ACTION ITEM:
Pictures stay out of your copy, but everything else in the records below must be repeated exactly.

SOURCE MATERIAL:
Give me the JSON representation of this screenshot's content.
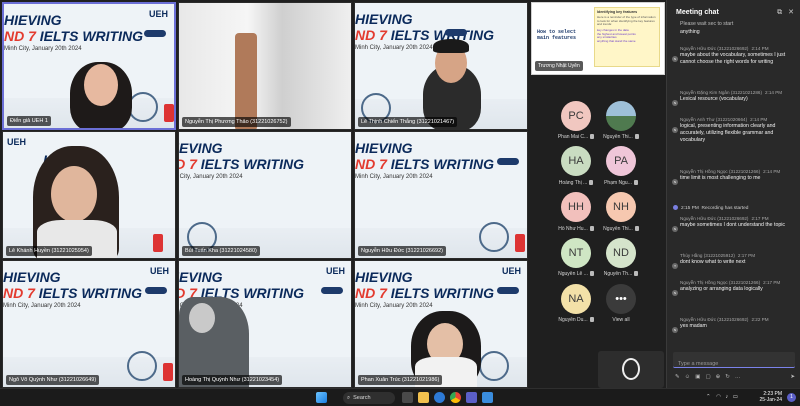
{
  "banner": {
    "line1": "HIEVING",
    "line2_red": "ND 7",
    "line2_rest": " IELTS WRITING",
    "subtitle": "Minh City, January 20th 2024",
    "school": "UEH"
  },
  "tiles": [
    {
      "name": "Điển giả UEH 1"
    },
    {
      "name": "Nguyễn Thị Phương Thảo (31221026752)"
    },
    {
      "name": "Lê Thịnh Chiến Thắng (31221021467)"
    },
    {
      "name": "Lê Khánh Huyền (31221025954)"
    },
    {
      "name": "Bùi Tuấn Kha (31221024580)"
    },
    {
      "name": "Nguyễn Hữu Đức (31221026692)"
    },
    {
      "name": "Ngô Võ Quỳnh Như (31221026649)"
    },
    {
      "name": "Hoàng Thị Quỳnh Như (31221023454)"
    },
    {
      "name": "Phan Xuân Trúc (31221021986)"
    }
  ],
  "slide": {
    "title": "How to select main features",
    "note_heading": "Identifying key features",
    "note_text": "Here is a reminder of the type of information to look for when identifying the key features and trends:",
    "bullets": [
      "key changes in the data",
      "the highest and lowest points",
      "any similarities",
      "anything that stand the same"
    ],
    "presenter": "Trương Nhật Uyên"
  },
  "participants": [
    {
      "initials": "PC",
      "label": "Phan Mai C...",
      "color": "#f1c7c0"
    },
    {
      "initials": "",
      "label": "Nguyễn Thi...",
      "color": "#8aa6c0"
    },
    {
      "initials": "HA",
      "label": "Hoàng Thị ...",
      "color": "#c9dcc1"
    },
    {
      "initials": "PA",
      "label": "Phạm Ngu...",
      "color": "#efc6d8"
    },
    {
      "initials": "HH",
      "label": "Hồ Như Hu...",
      "color": "#f2c0bc"
    },
    {
      "initials": "NH",
      "label": "Nguyễn Thi...",
      "color": "#f6c8b0"
    },
    {
      "initials": "NT",
      "label": "Nguyễn Lê ...",
      "color": "#cfe6c4"
    },
    {
      "initials": "ND",
      "label": "Nguyễn Th...",
      "color": "#d5e4cb"
    },
    {
      "initials": "NA",
      "label": "Nguyễn Du...",
      "color": "#f3e1a8"
    },
    {
      "initials": "•••",
      "label": "View all",
      "color": "#3b3b3b"
    }
  ],
  "chat": {
    "title": "Meeting chat",
    "top_fragment_1": "Please wait sec to start",
    "top_fragment_2": "anything",
    "messages": [
      {
        "sender": "Nguyễn Hữu Đức (31221026692)",
        "time": "2:14 PM",
        "text": "maybe about the vocabulary, sometimes I just cannot choose the right words for writing"
      },
      {
        "sender": "Nguyễn Đặng Kim Ngân (31221021286)",
        "time": "2:14 PM",
        "text": "Lexical resource (vocabulary)"
      },
      {
        "sender": "Nguyễn Anh Thư (31221020664)",
        "time": "2:14 PM",
        "text": "logical, presenting information clearly and accurately, utilizing flexible grammar and vocabulary"
      },
      {
        "sender": "Nguyễn Thị Hồng Ngọc (31221021266)",
        "time": "2:14 PM",
        "text": "time limit is most challenging to me"
      },
      {
        "sender": "Nguyễn Hữu Đức (31221026692)",
        "time": "2:17 PM",
        "text": "maybe sometimes I dont understand the topic"
      },
      {
        "sender": "Thủy Hằng (31221025912)",
        "time": "2:17 PM",
        "text": "dont know what to write next"
      },
      {
        "sender": "Nguyễn Thị Hồng Ngọc (31221021266)",
        "time": "2:17 PM",
        "text": "analyzing or arranging data logically"
      },
      {
        "sender": "Nguyễn Hữu Đức (31221026692)",
        "time": "2:22 PM",
        "text": "yes madam"
      }
    ],
    "system_time": "2:15 PM",
    "system_text": "Recording has started",
    "compose_placeholder": "Type a message"
  },
  "taskbar": {
    "search_label": "Search",
    "time": "2:23 PM",
    "date": "25-Jan-24"
  }
}
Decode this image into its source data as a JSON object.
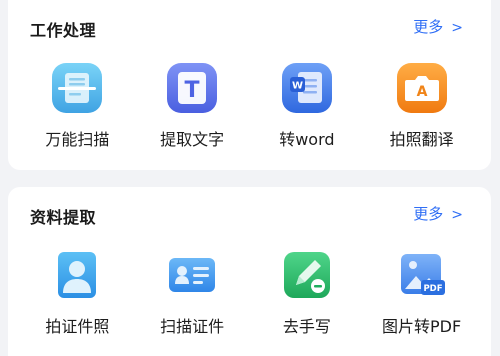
{
  "sections": [
    {
      "title": "工作处理",
      "more": "更多",
      "more_icon": "chevron-right",
      "tools": [
        {
          "label": "万能扫描",
          "icon": "scan-icon"
        },
        {
          "label": "提取文字",
          "icon": "text-extract-icon"
        },
        {
          "label": "转word",
          "icon": "word-icon"
        },
        {
          "label": "拍照翻译",
          "icon": "photo-translate-icon"
        }
      ]
    },
    {
      "title": "资料提取",
      "more": "更多",
      "more_icon": "chevron-right",
      "tools": [
        {
          "label": "拍证件照",
          "icon": "id-photo-icon"
        },
        {
          "label": "扫描证件",
          "icon": "id-card-scan-icon"
        },
        {
          "label": "去手写",
          "icon": "remove-handwriting-icon"
        },
        {
          "label": "图片转PDF",
          "icon": "image-to-pdf-icon"
        }
      ]
    }
  ],
  "colors": {
    "accent": "#2f6ef5",
    "scan": "#4fb6e8",
    "text": "#5b72e6",
    "word": "#3b79e8",
    "translate": "#f28a1c",
    "idphoto": "#3aa6ec",
    "idcard": "#3f9ff0",
    "handwriting": "#27bf6a",
    "pdf": "#4c8ff0"
  }
}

ANSWER TO THIS PROBLEM:
Give me the JSON representation of this screenshot's content.
{
  "banner": {
    "line1": "HIEVING",
    "line2_red": "ND 7",
    "line2_rest": " IELTS WRITING",
    "subtitle": "Minh City, January 20th 2024",
    "school": "UEH"
  },
  "tiles": [
    {
      "name": "Điển giả UEH 1"
    },
    {
      "name": "Nguyễn Thị Phương Thảo (31221026752)"
    },
    {
      "name": "Lê Thịnh Chiến Thắng (31221021467)"
    },
    {
      "name": "Lê Khánh Huyền (31221025954)"
    },
    {
      "name": "Bùi Tuấn Kha (31221024580)"
    },
    {
      "name": "Nguyễn Hữu Đức (31221026692)"
    },
    {
      "name": "Ngô Võ Quỳnh Như (31221026649)"
    },
    {
      "name": "Hoàng Thị Quỳnh Như (31221023454)"
    },
    {
      "name": "Phan Xuân Trúc (31221021986)"
    }
  ],
  "slide": {
    "title": "How to select main features",
    "note_heading": "Identifying key features",
    "note_text": "Here is a reminder of the type of information to look for when identifying the key features and trends:",
    "bullets": [
      "key changes in the data",
      "the highest and lowest points",
      "any similarities",
      "anything that stand the same"
    ],
    "presenter": "Trương Nhật Uyên"
  },
  "participants": [
    {
      "initials": "PC",
      "label": "Phan Mai C...",
      "color": "#f1c7c0"
    },
    {
      "initials": "",
      "label": "Nguyễn Thi...",
      "color": "#8aa6c0"
    },
    {
      "initials": "HA",
      "label": "Hoàng Thị ...",
      "color": "#c9dcc1"
    },
    {
      "initials": "PA",
      "label": "Phạm Ngu...",
      "color": "#efc6d8"
    },
    {
      "initials": "HH",
      "label": "Hồ Như Hu...",
      "color": "#f2c0bc"
    },
    {
      "initials": "NH",
      "label": "Nguyễn Thi...",
      "color": "#f6c8b0"
    },
    {
      "initials": "NT",
      "label": "Nguyễn Lê ...",
      "color": "#cfe6c4"
    },
    {
      "initials": "ND",
      "label": "Nguyễn Th...",
      "color": "#d5e4cb"
    },
    {
      "initials": "NA",
      "label": "Nguyễn Du...",
      "color": "#f3e1a8"
    },
    {
      "initials": "•••",
      "label": "View all",
      "color": "#3b3b3b"
    }
  ],
  "chat": {
    "title": "Meeting chat",
    "top_fragment_1": "Please wait sec to start",
    "top_fragment_2": "anything",
    "messages": [
      {
        "sender": "Nguyễn Hữu Đức (31221026692)",
        "time": "2:14 PM",
        "text": "maybe about the vocabulary, sometimes I just cannot choose the right words for writing"
      },
      {
        "sender": "Nguyễn Đặng Kim Ngân (31221021286)",
        "time": "2:14 PM",
        "text": "Lexical resource (vocabulary)"
      },
      {
        "sender": "Nguyễn Anh Thư (31221020664)",
        "time": "2:14 PM",
        "text": "logical, presenting information clearly and accurately, utilizing flexible grammar and vocabulary"
      },
      {
        "sender": "Nguyễn Thị Hồng Ngọc (31221021266)",
        "time": "2:14 PM",
        "text": "time limit is most challenging to me"
      },
      {
        "sender": "Nguyễn Hữu Đức (31221026692)",
        "time": "2:17 PM",
        "text": "maybe sometimes I dont understand the topic"
      },
      {
        "sender": "Thủy Hằng (31221025912)",
        "time": "2:17 PM",
        "text": "dont know what to write next"
      },
      {
        "sender": "Nguyễn Thị Hồng Ngọc (31221021266)",
        "time": "2:17 PM",
        "text": "analyzing or arranging data logically"
      },
      {
        "sender": "Nguyễn Hữu Đức (31221026692)",
        "time": "2:22 PM",
        "text": "yes madam"
      }
    ],
    "system_time": "2:15 PM",
    "system_text": "Recording has started",
    "compose_placeholder": "Type a message"
  },
  "taskbar": {
    "search_label": "Search",
    "time": "2:23 PM",
    "date": "25-Jan-24"
  }
}
Decode this image into its source data as a JSON object.
{
  "sections": [
    {
      "title": "工作处理",
      "more": "更多",
      "more_icon": "chevron-right",
      "tools": [
        {
          "label": "万能扫描",
          "icon": "scan-icon"
        },
        {
          "label": "提取文字",
          "icon": "text-extract-icon"
        },
        {
          "label": "转word",
          "icon": "word-icon"
        },
        {
          "label": "拍照翻译",
          "icon": "photo-translate-icon"
        }
      ]
    },
    {
      "title": "资料提取",
      "more": "更多",
      "more_icon": "chevron-right",
      "tools": [
        {
          "label": "拍证件照",
          "icon": "id-photo-icon"
        },
        {
          "label": "扫描证件",
          "icon": "id-card-scan-icon"
        },
        {
          "label": "去手写",
          "icon": "remove-handwriting-icon"
        },
        {
          "label": "图片转PDF",
          "icon": "image-to-pdf-icon"
        }
      ]
    }
  ],
  "colors": {
    "accent": "#2f6ef5",
    "scan": "#4fb6e8",
    "text": "#5b72e6",
    "word": "#3b79e8",
    "translate": "#f28a1c",
    "idphoto": "#3aa6ec",
    "idcard": "#3f9ff0",
    "handwriting": "#27bf6a",
    "pdf": "#4c8ff0"
  }
}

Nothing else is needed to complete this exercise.